> **About this exercise**
Using the records below, count the lines containing "data" and give only the total.

[Web page and app entries]
□ □ □
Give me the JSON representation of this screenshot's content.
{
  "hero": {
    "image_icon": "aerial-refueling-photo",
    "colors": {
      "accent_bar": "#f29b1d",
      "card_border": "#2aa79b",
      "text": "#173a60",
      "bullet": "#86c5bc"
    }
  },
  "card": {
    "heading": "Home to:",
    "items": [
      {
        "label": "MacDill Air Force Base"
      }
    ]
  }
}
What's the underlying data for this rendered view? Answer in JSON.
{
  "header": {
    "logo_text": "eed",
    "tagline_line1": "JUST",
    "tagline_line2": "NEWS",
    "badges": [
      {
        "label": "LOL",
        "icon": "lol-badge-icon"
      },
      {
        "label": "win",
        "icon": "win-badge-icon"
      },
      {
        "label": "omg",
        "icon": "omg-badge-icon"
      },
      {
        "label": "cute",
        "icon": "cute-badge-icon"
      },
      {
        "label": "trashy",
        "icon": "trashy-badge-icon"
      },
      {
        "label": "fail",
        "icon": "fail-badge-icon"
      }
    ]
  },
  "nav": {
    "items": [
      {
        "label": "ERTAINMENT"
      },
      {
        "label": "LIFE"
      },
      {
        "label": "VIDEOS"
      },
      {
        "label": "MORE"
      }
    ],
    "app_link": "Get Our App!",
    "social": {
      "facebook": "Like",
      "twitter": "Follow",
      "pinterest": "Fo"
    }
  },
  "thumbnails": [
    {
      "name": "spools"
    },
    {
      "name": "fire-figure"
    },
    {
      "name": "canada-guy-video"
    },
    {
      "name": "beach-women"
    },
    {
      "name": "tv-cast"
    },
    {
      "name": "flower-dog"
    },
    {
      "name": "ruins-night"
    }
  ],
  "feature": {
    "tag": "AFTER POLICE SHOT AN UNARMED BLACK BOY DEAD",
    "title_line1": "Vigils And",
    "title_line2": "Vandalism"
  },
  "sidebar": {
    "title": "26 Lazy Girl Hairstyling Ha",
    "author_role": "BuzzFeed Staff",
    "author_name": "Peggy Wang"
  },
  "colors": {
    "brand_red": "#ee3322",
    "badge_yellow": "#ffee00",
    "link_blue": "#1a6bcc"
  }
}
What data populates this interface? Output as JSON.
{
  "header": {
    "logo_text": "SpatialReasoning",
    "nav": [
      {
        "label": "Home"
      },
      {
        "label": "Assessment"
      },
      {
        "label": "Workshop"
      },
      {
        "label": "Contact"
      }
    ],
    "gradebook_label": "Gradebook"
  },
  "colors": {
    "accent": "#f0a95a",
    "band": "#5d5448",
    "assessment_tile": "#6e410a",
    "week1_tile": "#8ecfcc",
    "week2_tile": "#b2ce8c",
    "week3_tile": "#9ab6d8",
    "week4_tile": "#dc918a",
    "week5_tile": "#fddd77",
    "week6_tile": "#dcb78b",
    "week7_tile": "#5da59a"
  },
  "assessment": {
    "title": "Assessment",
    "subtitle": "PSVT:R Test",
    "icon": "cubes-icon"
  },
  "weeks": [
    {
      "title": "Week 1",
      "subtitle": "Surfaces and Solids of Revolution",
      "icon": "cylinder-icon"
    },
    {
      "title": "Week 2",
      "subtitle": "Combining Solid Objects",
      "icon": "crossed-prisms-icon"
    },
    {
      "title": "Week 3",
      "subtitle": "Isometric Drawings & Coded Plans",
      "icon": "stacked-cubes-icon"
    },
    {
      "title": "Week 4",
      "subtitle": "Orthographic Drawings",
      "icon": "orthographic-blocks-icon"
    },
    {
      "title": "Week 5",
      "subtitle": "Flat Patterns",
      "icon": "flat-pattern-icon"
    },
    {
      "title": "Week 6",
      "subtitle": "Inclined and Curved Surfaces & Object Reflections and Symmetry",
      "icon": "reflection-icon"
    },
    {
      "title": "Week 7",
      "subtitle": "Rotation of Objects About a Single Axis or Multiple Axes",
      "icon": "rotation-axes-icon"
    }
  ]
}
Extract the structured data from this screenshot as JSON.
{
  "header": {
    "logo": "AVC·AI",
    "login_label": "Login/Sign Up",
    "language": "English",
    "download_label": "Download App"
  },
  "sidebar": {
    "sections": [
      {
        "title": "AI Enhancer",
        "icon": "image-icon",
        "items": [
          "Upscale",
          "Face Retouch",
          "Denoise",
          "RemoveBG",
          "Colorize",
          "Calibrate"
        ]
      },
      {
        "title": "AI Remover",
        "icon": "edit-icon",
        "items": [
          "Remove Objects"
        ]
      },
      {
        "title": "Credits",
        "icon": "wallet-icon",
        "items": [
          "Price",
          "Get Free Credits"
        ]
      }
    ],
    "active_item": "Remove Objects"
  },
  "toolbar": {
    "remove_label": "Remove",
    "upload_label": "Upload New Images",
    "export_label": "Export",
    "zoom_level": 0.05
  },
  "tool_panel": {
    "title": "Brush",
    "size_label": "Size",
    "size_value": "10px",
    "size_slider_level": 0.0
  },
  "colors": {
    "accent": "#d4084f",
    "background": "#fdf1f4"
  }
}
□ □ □
> **Your solution**
3